**WORK INSTRUCTIONS:** Could you copy the whole listing below exactly as written?
+++ INPUT +++
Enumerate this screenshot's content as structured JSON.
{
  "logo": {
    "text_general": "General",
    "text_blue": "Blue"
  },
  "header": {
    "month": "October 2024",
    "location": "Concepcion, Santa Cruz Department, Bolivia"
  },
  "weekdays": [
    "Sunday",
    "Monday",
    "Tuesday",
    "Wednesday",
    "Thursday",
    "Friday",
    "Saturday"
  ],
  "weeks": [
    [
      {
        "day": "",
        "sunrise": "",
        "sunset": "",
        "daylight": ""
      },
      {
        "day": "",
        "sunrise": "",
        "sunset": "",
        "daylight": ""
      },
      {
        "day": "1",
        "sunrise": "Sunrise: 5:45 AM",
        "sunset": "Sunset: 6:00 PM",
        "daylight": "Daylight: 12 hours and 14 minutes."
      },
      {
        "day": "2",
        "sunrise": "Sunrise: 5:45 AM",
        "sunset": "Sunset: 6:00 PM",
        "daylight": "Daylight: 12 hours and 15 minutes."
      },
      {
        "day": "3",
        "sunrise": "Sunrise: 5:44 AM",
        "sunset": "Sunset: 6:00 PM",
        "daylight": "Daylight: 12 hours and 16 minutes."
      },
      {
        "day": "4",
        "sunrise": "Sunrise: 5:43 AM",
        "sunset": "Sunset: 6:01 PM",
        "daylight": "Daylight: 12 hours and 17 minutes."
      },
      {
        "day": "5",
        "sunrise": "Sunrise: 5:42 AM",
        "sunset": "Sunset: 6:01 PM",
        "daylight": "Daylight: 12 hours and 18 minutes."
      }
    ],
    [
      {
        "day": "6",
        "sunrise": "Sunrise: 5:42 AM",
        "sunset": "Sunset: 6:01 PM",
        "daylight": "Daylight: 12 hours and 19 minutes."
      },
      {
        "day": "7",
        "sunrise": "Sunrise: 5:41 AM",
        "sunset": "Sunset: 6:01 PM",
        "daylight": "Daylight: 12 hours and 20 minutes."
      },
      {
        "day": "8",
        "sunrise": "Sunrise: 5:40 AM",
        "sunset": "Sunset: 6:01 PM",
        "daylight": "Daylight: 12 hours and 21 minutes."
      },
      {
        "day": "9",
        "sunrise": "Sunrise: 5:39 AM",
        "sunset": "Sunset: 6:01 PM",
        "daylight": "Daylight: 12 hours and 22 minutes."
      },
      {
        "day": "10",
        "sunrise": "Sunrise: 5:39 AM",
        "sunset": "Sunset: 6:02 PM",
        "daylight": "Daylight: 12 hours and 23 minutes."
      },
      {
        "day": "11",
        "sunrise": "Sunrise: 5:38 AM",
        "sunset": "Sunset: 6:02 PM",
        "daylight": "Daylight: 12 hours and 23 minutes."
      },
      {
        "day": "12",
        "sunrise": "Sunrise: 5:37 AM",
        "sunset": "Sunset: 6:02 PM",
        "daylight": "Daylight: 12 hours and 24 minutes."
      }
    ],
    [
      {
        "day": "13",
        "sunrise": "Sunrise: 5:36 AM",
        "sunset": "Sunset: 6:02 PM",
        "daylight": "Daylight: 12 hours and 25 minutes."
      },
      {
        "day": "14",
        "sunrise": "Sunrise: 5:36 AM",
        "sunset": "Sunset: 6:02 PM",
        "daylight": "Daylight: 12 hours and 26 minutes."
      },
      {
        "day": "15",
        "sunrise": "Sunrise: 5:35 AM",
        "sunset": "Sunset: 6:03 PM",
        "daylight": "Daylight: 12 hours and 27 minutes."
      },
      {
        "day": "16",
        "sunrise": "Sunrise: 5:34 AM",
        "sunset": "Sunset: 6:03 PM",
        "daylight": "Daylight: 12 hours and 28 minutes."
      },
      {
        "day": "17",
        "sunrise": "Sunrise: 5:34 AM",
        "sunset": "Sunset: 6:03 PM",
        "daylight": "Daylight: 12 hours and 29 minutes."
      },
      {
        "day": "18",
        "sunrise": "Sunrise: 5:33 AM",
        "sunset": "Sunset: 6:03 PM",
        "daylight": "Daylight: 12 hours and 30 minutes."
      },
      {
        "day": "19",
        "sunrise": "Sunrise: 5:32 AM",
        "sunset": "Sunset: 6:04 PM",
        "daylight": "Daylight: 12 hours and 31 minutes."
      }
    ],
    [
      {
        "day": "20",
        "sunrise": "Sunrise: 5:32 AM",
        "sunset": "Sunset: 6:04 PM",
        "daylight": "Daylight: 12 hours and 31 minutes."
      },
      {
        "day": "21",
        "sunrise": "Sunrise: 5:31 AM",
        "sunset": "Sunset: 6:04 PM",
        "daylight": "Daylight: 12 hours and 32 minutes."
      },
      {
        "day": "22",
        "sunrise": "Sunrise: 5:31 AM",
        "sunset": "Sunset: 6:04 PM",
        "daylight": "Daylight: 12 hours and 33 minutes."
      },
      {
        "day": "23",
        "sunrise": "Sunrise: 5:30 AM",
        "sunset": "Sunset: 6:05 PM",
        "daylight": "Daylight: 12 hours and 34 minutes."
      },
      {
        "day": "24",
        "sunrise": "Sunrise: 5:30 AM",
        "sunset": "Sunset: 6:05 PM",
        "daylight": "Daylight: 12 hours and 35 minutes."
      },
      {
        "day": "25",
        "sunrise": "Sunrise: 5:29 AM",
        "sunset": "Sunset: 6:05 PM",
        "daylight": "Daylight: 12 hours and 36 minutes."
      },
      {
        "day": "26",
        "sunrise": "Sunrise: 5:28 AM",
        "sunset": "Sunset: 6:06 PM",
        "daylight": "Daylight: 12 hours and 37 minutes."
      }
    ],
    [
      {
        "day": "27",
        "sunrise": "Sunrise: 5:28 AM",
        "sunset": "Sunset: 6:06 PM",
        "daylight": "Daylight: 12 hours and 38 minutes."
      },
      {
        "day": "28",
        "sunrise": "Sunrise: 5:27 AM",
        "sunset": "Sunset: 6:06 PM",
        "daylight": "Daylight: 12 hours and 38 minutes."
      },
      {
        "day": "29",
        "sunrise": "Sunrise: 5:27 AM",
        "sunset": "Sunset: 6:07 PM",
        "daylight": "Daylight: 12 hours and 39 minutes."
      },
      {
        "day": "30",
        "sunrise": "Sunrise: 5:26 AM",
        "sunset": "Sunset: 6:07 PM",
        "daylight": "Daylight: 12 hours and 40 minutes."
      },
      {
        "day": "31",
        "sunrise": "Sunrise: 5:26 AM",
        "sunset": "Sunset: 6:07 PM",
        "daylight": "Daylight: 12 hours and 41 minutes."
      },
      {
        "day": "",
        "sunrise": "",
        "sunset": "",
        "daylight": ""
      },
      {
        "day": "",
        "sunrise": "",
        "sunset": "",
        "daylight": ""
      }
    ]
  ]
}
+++
**ANSWER BOX:**
Enumerate this screenshot's content as structured JSON.
{
  "logo": {
    "text_general": "General",
    "text_blue": "Blue"
  },
  "header": {
    "month": "October 2024",
    "location": "Concepcion, Santa Cruz Department, Bolivia"
  },
  "weekdays": [
    "Sunday",
    "Monday",
    "Tuesday",
    "Wednesday",
    "Thursday",
    "Friday",
    "Saturday"
  ],
  "weeks": [
    [
      {
        "day": "",
        "sunrise": "",
        "sunset": "",
        "daylight": ""
      },
      {
        "day": "",
        "sunrise": "",
        "sunset": "",
        "daylight": ""
      },
      {
        "day": "1",
        "sunrise": "Sunrise: 5:45 AM",
        "sunset": "Sunset: 6:00 PM",
        "daylight": "Daylight: 12 hours and 14 minutes."
      },
      {
        "day": "2",
        "sunrise": "Sunrise: 5:45 AM",
        "sunset": "Sunset: 6:00 PM",
        "daylight": "Daylight: 12 hours and 15 minutes."
      },
      {
        "day": "3",
        "sunrise": "Sunrise: 5:44 AM",
        "sunset": "Sunset: 6:00 PM",
        "daylight": "Daylight: 12 hours and 16 minutes."
      },
      {
        "day": "4",
        "sunrise": "Sunrise: 5:43 AM",
        "sunset": "Sunset: 6:01 PM",
        "daylight": "Daylight: 12 hours and 17 minutes."
      },
      {
        "day": "5",
        "sunrise": "Sunrise: 5:42 AM",
        "sunset": "Sunset: 6:01 PM",
        "daylight": "Daylight: 12 hours and 18 minutes."
      }
    ],
    [
      {
        "day": "6",
        "sunrise": "Sunrise: 5:42 AM",
        "sunset": "Sunset: 6:01 PM",
        "daylight": "Daylight: 12 hours and 19 minutes."
      },
      {
        "day": "7",
        "sunrise": "Sunrise: 5:41 AM",
        "sunset": "Sunset: 6:01 PM",
        "daylight": "Daylight: 12 hours and 20 minutes."
      },
      {
        "day": "8",
        "sunrise": "Sunrise: 5:40 AM",
        "sunset": "Sunset: 6:01 PM",
        "daylight": "Daylight: 12 hours and 21 minutes."
      },
      {
        "day": "9",
        "sunrise": "Sunrise: 5:39 AM",
        "sunset": "Sunset: 6:01 PM",
        "daylight": "Daylight: 12 hours and 22 minutes."
      },
      {
        "day": "10",
        "sunrise": "Sunrise: 5:39 AM",
        "sunset": "Sunset: 6:02 PM",
        "daylight": "Daylight: 12 hours and 23 minutes."
      },
      {
        "day": "11",
        "sunrise": "Sunrise: 5:38 AM",
        "sunset": "Sunset: 6:02 PM",
        "daylight": "Daylight: 12 hours and 23 minutes."
      },
      {
        "day": "12",
        "sunrise": "Sunrise: 5:37 AM",
        "sunset": "Sunset: 6:02 PM",
        "daylight": "Daylight: 12 hours and 24 minutes."
      }
    ],
    [
      {
        "day": "13",
        "sunrise": "Sunrise: 5:36 AM",
        "sunset": "Sunset: 6:02 PM",
        "daylight": "Daylight: 12 hours and 25 minutes."
      },
      {
        "day": "14",
        "sunrise": "Sunrise: 5:36 AM",
        "sunset": "Sunset: 6:02 PM",
        "daylight": "Daylight: 12 hours and 26 minutes."
      },
      {
        "day": "15",
        "sunrise": "Sunrise: 5:35 AM",
        "sunset": "Sunset: 6:03 PM",
        "daylight": "Daylight: 12 hours and 27 minutes."
      },
      {
        "day": "16",
        "sunrise": "Sunrise: 5:34 AM",
        "sunset": "Sunset: 6:03 PM",
        "daylight": "Daylight: 12 hours and 28 minutes."
      },
      {
        "day": "17",
        "sunrise": "Sunrise: 5:34 AM",
        "sunset": "Sunset: 6:03 PM",
        "daylight": "Daylight: 12 hours and 29 minutes."
      },
      {
        "day": "18",
        "sunrise": "Sunrise: 5:33 AM",
        "sunset": "Sunset: 6:03 PM",
        "daylight": "Daylight: 12 hours and 30 minutes."
      },
      {
        "day": "19",
        "sunrise": "Sunrise: 5:32 AM",
        "sunset": "Sunset: 6:04 PM",
        "daylight": "Daylight: 12 hours and 31 minutes."
      }
    ],
    [
      {
        "day": "20",
        "sunrise": "Sunrise: 5:32 AM",
        "sunset": "Sunset: 6:04 PM",
        "daylight": "Daylight: 12 hours and 31 minutes."
      },
      {
        "day": "21",
        "sunrise": "Sunrise: 5:31 AM",
        "sunset": "Sunset: 6:04 PM",
        "daylight": "Daylight: 12 hours and 32 minutes."
      },
      {
        "day": "22",
        "sunrise": "Sunrise: 5:31 AM",
        "sunset": "Sunset: 6:04 PM",
        "daylight": "Daylight: 12 hours and 33 minutes."
      },
      {
        "day": "23",
        "sunrise": "Sunrise: 5:30 AM",
        "sunset": "Sunset: 6:05 PM",
        "daylight": "Daylight: 12 hours and 34 minutes."
      },
      {
        "day": "24",
        "sunrise": "Sunrise: 5:30 AM",
        "sunset": "Sunset: 6:05 PM",
        "daylight": "Daylight: 12 hours and 35 minutes."
      },
      {
        "day": "25",
        "sunrise": "Sunrise: 5:29 AM",
        "sunset": "Sunset: 6:05 PM",
        "daylight": "Daylight: 12 hours and 36 minutes."
      },
      {
        "day": "26",
        "sunrise": "Sunrise: 5:28 AM",
        "sunset": "Sunset: 6:06 PM",
        "daylight": "Daylight: 12 hours and 37 minutes."
      }
    ],
    [
      {
        "day": "27",
        "sunrise": "Sunrise: 5:28 AM",
        "sunset": "Sunset: 6:06 PM",
        "daylight": "Daylight: 12 hours and 38 minutes."
      },
      {
        "day": "28",
        "sunrise": "Sunrise: 5:27 AM",
        "sunset": "Sunset: 6:06 PM",
        "daylight": "Daylight: 12 hours and 38 minutes."
      },
      {
        "day": "29",
        "sunrise": "Sunrise: 5:27 AM",
        "sunset": "Sunset: 6:07 PM",
        "daylight": "Daylight: 12 hours and 39 minutes."
      },
      {
        "day": "30",
        "sunrise": "Sunrise: 5:26 AM",
        "sunset": "Sunset: 6:07 PM",
        "daylight": "Daylight: 12 hours and 40 minutes."
      },
      {
        "day": "31",
        "sunrise": "Sunrise: 5:26 AM",
        "sunset": "Sunset: 6:07 PM",
        "daylight": "Daylight: 12 hours and 41 minutes."
      },
      {
        "day": "",
        "sunrise": "",
        "sunset": "",
        "daylight": ""
      },
      {
        "day": "",
        "sunrise": "",
        "sunset": "",
        "daylight": ""
      }
    ]
  ]
}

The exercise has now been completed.